→ **REQUIRED WORK**
Can the data below be set down again exactly, line for line?

→ **MATERIAL PROVIDED**
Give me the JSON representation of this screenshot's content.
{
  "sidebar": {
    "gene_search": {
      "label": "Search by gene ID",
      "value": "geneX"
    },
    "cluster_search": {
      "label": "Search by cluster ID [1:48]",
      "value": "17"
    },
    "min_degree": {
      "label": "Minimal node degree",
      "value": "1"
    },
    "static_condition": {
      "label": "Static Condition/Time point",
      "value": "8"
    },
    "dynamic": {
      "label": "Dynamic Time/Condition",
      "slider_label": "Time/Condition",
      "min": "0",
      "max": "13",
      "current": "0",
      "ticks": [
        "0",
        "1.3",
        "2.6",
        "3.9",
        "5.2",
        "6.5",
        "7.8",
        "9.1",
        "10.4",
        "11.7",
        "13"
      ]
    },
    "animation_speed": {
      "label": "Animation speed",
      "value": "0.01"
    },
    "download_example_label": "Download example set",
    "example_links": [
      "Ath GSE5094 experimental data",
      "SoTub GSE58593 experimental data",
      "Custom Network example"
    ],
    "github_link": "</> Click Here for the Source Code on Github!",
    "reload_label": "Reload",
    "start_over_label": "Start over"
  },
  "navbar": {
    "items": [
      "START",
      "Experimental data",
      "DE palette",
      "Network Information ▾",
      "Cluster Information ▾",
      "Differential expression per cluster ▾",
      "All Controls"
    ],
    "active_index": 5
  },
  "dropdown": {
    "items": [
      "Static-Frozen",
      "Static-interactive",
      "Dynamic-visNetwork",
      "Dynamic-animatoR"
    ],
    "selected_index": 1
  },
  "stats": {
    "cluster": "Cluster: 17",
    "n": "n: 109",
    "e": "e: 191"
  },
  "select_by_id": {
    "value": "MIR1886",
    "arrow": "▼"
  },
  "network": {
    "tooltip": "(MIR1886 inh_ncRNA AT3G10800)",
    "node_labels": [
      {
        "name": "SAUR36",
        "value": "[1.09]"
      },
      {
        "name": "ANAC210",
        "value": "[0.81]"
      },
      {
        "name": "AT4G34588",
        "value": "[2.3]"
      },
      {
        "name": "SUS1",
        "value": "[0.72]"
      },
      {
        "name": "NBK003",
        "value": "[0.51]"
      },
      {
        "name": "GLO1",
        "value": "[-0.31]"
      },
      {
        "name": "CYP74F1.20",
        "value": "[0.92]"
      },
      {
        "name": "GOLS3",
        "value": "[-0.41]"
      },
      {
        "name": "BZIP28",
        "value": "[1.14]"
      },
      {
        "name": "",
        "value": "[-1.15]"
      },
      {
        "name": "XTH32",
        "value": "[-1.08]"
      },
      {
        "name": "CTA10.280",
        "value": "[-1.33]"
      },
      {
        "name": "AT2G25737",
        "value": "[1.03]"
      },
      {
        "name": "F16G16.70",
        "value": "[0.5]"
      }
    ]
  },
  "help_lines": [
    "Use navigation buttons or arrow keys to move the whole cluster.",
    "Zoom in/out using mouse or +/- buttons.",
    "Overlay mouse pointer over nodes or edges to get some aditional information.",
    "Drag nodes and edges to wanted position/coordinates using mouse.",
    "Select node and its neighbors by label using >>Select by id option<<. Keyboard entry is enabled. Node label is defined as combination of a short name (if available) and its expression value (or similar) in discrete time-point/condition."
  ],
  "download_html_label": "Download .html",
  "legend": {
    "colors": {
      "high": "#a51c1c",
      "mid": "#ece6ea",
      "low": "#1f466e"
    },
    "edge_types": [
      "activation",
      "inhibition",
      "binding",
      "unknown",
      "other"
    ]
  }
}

→ **ANSWER FOR THE TASK**
Give me the JSON representation of this screenshot's content.
{
  "sidebar": {
    "gene_search": {
      "label": "Search by gene ID",
      "value": "geneX"
    },
    "cluster_search": {
      "label": "Search by cluster ID [1:48]",
      "value": "17"
    },
    "min_degree": {
      "label": "Minimal node degree",
      "value": "1"
    },
    "static_condition": {
      "label": "Static Condition/Time point",
      "value": "8"
    },
    "dynamic": {
      "label": "Dynamic Time/Condition",
      "slider_label": "Time/Condition",
      "min": "0",
      "max": "13",
      "current": "0",
      "ticks": [
        "0",
        "1.3",
        "2.6",
        "3.9",
        "5.2",
        "6.5",
        "7.8",
        "9.1",
        "10.4",
        "11.7",
        "13"
      ]
    },
    "animation_speed": {
      "label": "Animation speed",
      "value": "0.01"
    },
    "download_example_label": "Download example set",
    "example_links": [
      "Ath GSE5094 experimental data",
      "SoTub GSE58593 experimental data",
      "Custom Network example"
    ],
    "github_link": "</> Click Here for the Source Code on Github!",
    "reload_label": "Reload",
    "start_over_label": "Start over"
  },
  "navbar": {
    "items": [
      "START",
      "Experimental data",
      "DE palette",
      "Network Information ▾",
      "Cluster Information ▾",
      "Differential expression per cluster ▾",
      "All Controls"
    ],
    "active_index": 5
  },
  "dropdown": {
    "items": [
      "Static-Frozen",
      "Static-interactive",
      "Dynamic-visNetwork",
      "Dynamic-animatoR"
    ],
    "selected_index": 1
  },
  "stats": {
    "cluster": "Cluster: 17",
    "n": "n: 109",
    "e": "e: 191"
  },
  "select_by_id": {
    "value": "MIR1886",
    "arrow": "▼"
  },
  "network": {
    "tooltip": "(MIR1886 inh_ncRNA AT3G10800)",
    "node_labels": [
      {
        "name": "SAUR36",
        "value": "[1.09]"
      },
      {
        "name": "ANAC210",
        "value": "[0.81]"
      },
      {
        "name": "AT4G34588",
        "value": "[2.3]"
      },
      {
        "name": "SUS1",
        "value": "[0.72]"
      },
      {
        "name": "NBK003",
        "value": "[0.51]"
      },
      {
        "name": "GLO1",
        "value": "[-0.31]"
      },
      {
        "name": "CYP74F1.20",
        "value": "[0.92]"
      },
      {
        "name": "GOLS3",
        "value": "[-0.41]"
      },
      {
        "name": "BZIP28",
        "value": "[1.14]"
      },
      {
        "name": "",
        "value": "[-1.15]"
      },
      {
        "name": "XTH32",
        "value": "[-1.08]"
      },
      {
        "name": "CTA10.280",
        "value": "[-1.33]"
      },
      {
        "name": "AT2G25737",
        "value": "[1.03]"
      },
      {
        "name": "F16G16.70",
        "value": "[0.5]"
      }
    ]
  },
  "help_lines": [
    "Use navigation buttons or arrow keys to move the whole cluster.",
    "Zoom in/out using mouse or +/- buttons.",
    "Overlay mouse pointer over nodes or edges to get some aditional information.",
    "Drag nodes and edges to wanted position/coordinates using mouse.",
    "Select node and its neighbors by label using >>Select by id option<<. Keyboard entry is enabled. Node label is defined as combination of a short name (if available) and its expression value (or similar) in discrete time-point/condition."
  ],
  "download_html_label": "Download .html",
  "legend": {
    "colors": {
      "high": "#a51c1c",
      "mid": "#ece6ea",
      "low": "#1f466e"
    },
    "edge_types": [
      "activation",
      "inhibition",
      "binding",
      "unknown",
      "other"
    ]
  }
}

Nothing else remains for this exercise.